== Exercise description ==
Would you filter the listing below so that only lines with the word "heart" remain?

### Given records ###

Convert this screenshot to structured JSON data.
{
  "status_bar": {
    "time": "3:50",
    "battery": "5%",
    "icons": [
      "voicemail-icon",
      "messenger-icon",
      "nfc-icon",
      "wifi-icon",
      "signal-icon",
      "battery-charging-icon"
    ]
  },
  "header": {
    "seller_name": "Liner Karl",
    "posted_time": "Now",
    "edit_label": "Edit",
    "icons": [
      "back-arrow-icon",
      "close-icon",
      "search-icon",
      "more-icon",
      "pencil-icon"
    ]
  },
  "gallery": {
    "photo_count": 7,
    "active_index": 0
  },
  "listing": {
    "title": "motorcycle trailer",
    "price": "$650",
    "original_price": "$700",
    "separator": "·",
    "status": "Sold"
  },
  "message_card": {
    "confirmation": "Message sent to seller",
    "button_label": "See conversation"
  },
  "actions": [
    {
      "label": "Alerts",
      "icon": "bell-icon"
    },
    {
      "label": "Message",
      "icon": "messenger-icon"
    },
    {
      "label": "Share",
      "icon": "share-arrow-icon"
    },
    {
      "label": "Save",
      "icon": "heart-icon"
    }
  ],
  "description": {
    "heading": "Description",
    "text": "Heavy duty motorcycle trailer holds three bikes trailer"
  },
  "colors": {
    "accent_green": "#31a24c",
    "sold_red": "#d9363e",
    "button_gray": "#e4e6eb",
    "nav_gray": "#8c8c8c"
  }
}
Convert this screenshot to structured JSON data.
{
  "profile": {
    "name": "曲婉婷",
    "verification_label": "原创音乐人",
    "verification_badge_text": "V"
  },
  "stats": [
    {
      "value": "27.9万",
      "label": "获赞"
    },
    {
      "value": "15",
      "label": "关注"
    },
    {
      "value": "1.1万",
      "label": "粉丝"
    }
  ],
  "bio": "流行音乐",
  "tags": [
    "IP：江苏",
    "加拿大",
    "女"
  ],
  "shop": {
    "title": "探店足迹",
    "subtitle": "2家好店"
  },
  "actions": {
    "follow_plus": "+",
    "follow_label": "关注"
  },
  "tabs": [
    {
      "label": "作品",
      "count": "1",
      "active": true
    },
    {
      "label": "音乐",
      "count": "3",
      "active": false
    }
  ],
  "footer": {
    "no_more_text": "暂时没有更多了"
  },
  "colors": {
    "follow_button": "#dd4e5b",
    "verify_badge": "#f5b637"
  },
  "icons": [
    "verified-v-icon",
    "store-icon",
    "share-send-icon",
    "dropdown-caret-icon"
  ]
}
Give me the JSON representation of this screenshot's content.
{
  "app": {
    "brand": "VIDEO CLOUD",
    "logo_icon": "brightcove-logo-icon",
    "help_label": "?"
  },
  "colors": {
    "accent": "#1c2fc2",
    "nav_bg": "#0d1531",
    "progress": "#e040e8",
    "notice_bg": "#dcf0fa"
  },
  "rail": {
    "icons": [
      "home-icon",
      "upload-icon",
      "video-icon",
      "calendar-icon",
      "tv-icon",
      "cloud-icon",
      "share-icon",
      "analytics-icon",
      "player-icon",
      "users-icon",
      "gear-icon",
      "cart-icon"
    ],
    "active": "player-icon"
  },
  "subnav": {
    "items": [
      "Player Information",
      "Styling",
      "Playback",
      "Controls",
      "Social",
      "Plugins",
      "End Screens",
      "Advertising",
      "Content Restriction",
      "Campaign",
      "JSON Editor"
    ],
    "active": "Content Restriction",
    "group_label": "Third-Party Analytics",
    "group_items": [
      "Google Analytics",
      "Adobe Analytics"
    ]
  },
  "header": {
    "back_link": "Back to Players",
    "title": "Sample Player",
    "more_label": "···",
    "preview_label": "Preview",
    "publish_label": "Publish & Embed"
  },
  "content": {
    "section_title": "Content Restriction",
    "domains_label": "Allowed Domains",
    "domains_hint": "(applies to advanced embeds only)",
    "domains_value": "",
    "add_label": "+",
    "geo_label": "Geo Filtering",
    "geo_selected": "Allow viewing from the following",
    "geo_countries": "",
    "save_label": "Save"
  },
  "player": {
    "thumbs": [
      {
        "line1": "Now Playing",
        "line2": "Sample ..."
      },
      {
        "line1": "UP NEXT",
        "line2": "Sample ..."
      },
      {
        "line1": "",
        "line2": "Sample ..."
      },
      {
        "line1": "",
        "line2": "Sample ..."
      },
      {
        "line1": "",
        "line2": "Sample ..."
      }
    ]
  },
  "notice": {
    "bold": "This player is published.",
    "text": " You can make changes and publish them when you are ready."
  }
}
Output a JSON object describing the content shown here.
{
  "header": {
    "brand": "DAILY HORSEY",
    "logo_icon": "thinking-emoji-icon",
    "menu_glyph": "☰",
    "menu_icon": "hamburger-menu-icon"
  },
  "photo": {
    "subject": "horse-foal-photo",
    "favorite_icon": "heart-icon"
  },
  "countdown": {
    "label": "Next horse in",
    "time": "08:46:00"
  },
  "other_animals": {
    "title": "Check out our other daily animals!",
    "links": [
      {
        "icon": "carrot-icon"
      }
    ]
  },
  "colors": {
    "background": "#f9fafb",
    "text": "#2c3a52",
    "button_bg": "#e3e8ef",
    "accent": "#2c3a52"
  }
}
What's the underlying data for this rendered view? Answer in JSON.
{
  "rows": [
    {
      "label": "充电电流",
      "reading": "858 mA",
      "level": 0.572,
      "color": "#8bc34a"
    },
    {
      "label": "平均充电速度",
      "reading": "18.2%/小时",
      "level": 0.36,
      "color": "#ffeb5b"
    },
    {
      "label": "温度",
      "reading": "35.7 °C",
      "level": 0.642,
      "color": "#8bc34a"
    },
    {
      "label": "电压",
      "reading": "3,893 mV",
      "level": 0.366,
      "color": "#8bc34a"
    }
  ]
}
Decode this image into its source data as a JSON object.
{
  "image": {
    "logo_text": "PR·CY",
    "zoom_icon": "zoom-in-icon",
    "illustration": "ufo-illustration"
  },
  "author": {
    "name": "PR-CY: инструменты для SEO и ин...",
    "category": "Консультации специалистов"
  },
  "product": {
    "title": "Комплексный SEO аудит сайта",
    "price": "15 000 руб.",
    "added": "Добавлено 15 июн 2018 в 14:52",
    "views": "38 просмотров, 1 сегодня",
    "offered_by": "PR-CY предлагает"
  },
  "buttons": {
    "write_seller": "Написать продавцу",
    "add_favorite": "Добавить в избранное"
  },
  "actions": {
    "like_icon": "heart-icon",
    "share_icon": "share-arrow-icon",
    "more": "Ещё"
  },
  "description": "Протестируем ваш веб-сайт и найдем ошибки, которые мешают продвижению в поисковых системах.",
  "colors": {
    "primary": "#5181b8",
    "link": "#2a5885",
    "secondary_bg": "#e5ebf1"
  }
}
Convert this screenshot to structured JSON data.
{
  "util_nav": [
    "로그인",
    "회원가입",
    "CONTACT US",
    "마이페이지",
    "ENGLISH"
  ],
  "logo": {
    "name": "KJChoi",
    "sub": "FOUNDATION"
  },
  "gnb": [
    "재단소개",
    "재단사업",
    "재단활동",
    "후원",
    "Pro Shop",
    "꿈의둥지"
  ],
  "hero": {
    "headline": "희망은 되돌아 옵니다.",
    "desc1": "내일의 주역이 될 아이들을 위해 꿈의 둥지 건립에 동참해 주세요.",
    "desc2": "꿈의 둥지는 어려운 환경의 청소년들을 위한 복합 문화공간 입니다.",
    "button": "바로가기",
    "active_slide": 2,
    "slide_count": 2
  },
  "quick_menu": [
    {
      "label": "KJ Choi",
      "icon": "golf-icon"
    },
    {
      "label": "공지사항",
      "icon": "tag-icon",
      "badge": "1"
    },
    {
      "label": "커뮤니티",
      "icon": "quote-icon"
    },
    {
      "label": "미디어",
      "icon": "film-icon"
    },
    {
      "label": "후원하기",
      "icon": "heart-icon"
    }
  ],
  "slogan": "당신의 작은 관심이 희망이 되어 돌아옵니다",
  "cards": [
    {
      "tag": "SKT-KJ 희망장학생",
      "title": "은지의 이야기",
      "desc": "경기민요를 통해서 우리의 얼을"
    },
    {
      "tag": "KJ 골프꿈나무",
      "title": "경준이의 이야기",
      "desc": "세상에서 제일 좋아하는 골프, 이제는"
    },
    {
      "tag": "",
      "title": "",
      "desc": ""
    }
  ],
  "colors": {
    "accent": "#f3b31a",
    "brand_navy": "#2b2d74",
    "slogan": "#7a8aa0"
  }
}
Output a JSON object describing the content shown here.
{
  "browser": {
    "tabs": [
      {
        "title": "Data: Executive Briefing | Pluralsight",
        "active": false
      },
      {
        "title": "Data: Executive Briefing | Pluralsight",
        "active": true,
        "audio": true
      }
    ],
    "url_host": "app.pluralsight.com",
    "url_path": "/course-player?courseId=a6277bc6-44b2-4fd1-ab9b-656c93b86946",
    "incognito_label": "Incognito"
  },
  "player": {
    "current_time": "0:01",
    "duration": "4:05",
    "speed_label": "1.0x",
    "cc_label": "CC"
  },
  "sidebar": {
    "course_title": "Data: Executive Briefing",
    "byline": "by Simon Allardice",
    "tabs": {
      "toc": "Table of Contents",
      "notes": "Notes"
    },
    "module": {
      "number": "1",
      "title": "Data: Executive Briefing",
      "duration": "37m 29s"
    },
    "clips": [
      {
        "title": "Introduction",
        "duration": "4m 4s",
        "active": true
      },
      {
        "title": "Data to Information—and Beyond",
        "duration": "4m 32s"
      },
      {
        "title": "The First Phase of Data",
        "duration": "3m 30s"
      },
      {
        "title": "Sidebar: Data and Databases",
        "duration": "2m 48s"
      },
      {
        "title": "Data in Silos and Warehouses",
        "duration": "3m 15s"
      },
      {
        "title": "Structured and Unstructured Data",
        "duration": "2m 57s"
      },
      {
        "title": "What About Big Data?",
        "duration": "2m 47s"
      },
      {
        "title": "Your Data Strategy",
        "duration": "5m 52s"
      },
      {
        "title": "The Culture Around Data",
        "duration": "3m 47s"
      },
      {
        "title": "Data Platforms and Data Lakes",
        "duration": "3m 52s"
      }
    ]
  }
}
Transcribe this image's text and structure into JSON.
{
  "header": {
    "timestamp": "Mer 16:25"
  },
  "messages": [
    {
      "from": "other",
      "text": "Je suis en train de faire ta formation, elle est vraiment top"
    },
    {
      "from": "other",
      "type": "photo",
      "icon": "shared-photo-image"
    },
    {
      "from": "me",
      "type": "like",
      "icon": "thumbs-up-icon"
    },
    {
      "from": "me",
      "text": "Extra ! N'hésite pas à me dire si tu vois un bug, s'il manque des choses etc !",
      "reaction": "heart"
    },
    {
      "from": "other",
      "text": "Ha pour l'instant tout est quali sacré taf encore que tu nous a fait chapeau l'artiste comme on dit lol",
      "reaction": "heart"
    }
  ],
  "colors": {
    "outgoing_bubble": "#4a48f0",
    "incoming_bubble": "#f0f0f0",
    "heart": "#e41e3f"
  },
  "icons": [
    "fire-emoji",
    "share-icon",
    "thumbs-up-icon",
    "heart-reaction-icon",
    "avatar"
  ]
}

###

== Answer section ==
      "icon": "heart-icon"
    "favorite_icon": "heart-icon"
    "like_icon": "heart-icon",
      "icon": "heart-icon"
      "reaction": "heart"
      "reaction": "heart"
    "heart": "#e41e3f"
    "heart-reaction-icon",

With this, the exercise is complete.